== Your objective ==
Find all lines in the records that include the word "structured", and copy them out.

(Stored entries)
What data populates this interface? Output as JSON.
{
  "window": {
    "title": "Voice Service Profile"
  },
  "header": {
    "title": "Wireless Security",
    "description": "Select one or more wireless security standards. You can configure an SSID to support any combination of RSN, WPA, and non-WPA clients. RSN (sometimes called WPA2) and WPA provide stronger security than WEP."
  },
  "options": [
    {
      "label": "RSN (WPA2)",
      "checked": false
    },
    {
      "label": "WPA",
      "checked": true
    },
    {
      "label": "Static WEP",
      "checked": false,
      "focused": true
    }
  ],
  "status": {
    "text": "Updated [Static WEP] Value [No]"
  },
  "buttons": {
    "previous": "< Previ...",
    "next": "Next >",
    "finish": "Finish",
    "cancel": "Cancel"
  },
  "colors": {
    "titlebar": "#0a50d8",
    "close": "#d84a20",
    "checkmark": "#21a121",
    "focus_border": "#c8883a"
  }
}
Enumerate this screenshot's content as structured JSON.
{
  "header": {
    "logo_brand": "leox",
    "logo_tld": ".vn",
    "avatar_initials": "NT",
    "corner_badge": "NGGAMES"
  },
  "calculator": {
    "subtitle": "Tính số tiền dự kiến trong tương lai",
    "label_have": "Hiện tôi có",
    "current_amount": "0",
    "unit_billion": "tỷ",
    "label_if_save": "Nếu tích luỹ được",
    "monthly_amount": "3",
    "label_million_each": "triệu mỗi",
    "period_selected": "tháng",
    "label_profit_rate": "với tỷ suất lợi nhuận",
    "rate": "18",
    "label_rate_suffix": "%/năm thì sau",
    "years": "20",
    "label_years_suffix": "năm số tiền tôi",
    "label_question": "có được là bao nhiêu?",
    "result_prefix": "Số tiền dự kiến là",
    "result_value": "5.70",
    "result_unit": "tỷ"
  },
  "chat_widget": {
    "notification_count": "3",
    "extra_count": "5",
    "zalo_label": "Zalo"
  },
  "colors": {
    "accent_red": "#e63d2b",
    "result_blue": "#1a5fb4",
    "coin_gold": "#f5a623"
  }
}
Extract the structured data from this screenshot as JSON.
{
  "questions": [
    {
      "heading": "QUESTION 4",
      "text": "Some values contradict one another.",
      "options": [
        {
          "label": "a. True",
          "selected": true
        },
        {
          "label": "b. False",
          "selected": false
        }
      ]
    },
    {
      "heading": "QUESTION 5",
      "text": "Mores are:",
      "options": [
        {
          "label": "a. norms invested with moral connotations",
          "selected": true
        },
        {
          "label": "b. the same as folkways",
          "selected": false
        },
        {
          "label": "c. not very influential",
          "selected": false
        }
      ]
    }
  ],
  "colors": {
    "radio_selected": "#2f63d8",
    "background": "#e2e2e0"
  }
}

== Exercise answer ==
Enumerate this screenshot's content as structured JSON.
Extract the structured data from this screenshot as JSON.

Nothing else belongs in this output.